▶ [Your instructions]: From the records below, return every line containing the word "Pipeline".

▶ [Provided records]:
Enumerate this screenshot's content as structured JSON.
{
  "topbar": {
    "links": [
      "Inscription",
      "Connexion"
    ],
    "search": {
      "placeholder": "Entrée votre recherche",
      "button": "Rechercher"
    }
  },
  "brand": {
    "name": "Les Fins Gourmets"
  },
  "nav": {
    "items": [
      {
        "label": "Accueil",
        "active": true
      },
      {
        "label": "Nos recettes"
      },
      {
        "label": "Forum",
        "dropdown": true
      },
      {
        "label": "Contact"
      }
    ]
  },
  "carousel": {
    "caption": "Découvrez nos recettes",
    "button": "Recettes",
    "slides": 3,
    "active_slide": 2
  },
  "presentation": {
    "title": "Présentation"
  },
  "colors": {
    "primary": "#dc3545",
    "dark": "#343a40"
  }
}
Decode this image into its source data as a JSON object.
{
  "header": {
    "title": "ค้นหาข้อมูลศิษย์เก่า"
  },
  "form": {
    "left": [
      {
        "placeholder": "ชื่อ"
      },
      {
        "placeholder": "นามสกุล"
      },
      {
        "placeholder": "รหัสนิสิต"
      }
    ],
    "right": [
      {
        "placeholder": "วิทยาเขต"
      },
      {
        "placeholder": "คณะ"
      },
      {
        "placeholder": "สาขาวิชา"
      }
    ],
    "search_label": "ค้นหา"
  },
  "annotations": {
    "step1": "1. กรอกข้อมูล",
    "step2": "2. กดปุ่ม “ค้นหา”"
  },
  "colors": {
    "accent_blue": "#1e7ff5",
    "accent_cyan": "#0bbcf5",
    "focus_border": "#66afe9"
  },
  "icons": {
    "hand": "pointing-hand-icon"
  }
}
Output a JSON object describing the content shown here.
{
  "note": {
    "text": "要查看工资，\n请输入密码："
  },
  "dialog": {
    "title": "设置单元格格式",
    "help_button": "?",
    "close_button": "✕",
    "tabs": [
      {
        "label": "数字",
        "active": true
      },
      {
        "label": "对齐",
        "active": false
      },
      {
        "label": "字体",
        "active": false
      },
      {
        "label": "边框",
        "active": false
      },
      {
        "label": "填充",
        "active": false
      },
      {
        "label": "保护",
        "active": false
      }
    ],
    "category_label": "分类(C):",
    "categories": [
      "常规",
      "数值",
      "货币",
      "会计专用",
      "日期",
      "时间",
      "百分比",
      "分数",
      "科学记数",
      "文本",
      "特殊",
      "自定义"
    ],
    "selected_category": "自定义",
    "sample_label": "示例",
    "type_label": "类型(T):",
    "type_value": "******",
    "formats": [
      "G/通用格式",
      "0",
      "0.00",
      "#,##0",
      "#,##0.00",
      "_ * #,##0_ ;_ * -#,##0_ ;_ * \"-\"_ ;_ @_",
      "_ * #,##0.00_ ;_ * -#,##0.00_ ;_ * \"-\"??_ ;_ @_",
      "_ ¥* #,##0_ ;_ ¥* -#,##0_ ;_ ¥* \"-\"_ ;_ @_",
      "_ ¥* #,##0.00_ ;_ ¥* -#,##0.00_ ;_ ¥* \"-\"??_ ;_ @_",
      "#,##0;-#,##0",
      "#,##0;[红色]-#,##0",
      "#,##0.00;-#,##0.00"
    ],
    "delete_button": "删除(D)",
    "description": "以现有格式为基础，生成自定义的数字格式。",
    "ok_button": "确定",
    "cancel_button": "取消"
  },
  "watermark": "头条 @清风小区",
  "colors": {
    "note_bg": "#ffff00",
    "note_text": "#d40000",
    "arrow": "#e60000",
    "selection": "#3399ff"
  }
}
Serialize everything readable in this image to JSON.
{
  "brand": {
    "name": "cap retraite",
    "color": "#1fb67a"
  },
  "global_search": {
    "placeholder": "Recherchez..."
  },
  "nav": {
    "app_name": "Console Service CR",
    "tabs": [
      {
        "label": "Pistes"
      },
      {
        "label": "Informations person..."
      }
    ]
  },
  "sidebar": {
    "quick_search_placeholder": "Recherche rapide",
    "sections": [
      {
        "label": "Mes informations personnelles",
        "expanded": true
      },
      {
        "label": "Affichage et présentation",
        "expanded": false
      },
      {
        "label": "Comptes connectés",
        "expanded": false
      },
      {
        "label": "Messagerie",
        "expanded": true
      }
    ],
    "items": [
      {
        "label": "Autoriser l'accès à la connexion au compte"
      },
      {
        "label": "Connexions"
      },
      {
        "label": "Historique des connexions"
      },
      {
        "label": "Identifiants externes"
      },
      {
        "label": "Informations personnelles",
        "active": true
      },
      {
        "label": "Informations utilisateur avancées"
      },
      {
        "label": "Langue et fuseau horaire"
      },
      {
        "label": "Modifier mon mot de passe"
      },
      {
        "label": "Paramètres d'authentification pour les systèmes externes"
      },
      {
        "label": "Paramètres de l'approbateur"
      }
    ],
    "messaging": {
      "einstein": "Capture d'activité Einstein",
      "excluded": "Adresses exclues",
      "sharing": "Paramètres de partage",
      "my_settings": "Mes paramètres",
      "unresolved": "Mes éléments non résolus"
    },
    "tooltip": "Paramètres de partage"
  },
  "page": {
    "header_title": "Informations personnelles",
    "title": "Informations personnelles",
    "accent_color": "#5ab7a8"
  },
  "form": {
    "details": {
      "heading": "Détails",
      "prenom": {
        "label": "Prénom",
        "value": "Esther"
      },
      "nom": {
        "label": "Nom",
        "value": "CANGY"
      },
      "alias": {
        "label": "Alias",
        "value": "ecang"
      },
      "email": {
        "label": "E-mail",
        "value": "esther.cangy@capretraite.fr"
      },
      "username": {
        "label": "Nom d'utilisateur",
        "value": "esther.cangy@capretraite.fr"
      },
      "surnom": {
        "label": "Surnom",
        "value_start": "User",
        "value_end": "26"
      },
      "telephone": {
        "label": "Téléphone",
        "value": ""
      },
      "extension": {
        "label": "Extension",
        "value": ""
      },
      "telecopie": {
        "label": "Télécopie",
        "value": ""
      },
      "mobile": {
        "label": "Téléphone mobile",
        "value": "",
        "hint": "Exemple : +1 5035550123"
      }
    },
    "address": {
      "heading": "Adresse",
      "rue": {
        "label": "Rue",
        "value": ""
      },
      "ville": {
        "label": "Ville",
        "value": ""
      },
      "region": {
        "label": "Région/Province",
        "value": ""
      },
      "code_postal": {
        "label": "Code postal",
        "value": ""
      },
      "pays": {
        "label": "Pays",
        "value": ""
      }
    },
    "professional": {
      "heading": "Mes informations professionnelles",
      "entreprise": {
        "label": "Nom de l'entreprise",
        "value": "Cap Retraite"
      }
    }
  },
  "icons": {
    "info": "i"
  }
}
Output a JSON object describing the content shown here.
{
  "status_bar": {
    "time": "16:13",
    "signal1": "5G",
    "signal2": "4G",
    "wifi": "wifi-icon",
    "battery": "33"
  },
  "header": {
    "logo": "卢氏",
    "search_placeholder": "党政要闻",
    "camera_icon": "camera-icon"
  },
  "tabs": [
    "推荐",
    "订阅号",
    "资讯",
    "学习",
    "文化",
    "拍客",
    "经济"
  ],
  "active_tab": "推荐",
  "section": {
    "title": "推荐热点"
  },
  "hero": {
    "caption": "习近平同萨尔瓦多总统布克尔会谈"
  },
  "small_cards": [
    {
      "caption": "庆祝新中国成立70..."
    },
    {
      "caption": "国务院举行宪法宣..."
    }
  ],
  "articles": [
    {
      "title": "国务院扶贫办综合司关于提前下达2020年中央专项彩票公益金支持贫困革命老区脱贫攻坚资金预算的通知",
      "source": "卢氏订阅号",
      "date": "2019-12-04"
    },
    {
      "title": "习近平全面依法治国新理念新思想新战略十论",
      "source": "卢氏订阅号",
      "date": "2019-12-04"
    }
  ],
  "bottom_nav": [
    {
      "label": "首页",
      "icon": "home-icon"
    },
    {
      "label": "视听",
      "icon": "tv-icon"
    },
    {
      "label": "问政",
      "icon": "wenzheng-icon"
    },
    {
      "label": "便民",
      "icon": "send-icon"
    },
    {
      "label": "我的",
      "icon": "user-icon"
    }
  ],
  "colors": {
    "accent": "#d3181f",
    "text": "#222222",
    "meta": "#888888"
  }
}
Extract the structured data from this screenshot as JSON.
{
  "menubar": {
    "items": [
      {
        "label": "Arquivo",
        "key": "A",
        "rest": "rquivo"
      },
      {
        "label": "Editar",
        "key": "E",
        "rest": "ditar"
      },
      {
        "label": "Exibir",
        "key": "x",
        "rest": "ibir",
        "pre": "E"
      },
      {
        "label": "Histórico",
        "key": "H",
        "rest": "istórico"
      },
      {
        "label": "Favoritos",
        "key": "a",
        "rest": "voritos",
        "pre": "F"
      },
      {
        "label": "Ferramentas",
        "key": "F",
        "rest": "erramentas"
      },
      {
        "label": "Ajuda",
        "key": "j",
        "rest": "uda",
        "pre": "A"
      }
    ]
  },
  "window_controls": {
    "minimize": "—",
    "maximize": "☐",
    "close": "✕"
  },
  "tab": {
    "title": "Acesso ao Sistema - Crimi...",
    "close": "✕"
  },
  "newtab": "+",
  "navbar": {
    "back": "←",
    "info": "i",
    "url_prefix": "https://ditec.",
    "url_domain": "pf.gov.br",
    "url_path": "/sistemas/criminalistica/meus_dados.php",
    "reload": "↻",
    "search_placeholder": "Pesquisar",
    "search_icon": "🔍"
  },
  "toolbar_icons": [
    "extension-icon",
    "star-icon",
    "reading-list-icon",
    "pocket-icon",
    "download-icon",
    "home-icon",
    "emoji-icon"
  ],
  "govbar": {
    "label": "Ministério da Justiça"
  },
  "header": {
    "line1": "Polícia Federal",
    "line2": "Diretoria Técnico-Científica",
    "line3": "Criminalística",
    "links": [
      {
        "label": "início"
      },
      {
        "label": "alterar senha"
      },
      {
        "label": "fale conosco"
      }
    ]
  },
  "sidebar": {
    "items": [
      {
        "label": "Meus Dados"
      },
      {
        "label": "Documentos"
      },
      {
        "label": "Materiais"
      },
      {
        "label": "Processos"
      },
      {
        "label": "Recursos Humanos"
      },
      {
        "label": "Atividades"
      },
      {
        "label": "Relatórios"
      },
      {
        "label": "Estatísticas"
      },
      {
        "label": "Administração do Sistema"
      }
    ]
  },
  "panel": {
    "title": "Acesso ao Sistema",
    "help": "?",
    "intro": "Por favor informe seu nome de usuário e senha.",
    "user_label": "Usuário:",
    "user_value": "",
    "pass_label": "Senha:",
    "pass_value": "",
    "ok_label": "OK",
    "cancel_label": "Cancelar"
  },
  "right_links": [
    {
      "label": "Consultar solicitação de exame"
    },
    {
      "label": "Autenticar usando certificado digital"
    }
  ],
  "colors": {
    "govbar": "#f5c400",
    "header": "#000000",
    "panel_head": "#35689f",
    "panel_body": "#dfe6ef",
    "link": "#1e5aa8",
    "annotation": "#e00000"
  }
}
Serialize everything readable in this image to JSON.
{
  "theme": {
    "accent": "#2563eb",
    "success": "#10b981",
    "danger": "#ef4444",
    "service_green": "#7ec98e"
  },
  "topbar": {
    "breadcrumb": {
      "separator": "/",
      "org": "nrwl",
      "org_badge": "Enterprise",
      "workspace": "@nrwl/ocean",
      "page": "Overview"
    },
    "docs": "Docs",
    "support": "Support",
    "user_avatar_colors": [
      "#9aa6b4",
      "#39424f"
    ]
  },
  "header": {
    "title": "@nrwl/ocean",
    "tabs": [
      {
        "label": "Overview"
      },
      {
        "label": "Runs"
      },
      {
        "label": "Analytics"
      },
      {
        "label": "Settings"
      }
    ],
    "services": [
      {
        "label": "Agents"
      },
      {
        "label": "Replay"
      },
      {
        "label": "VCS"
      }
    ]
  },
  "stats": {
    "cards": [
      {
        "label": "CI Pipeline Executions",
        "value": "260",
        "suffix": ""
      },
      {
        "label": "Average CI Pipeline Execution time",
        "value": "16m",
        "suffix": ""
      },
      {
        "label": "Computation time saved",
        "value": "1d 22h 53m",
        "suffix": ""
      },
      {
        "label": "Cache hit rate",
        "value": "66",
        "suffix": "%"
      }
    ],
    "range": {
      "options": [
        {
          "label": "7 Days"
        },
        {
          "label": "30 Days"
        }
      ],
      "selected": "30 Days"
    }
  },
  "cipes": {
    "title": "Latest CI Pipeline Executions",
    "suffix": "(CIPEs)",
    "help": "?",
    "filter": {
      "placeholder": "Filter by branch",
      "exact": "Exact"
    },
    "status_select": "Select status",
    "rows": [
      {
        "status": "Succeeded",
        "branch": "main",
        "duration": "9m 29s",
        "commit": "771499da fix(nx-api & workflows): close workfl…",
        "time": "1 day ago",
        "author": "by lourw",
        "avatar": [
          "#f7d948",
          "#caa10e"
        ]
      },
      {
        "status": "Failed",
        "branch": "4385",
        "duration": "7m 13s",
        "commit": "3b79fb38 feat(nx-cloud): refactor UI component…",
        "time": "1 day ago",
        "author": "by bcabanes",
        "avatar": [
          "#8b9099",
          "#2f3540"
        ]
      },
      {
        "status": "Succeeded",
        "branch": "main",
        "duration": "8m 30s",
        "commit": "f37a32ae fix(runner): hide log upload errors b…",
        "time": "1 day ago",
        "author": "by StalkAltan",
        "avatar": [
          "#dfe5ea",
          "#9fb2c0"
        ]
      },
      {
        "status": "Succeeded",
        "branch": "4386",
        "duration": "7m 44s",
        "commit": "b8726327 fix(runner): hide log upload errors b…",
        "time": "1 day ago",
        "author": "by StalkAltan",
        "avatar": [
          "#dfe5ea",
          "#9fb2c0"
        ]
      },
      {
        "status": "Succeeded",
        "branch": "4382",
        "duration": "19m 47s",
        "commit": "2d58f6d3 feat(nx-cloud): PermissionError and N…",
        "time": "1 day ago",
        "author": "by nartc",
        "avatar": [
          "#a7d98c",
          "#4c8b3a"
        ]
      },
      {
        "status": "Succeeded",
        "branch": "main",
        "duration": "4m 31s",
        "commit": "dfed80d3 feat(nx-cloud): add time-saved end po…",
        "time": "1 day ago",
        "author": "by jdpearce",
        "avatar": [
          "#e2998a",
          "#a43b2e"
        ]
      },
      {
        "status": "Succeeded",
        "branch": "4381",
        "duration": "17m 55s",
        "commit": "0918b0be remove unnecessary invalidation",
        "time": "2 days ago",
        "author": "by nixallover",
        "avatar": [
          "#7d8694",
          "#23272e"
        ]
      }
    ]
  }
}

▶ [Answer to the exercise]:
        "label": "CI Pipeline Executions",
        "label": "Average CI Pipeline Execution time",
    "title": "Latest CI Pipeline Executions",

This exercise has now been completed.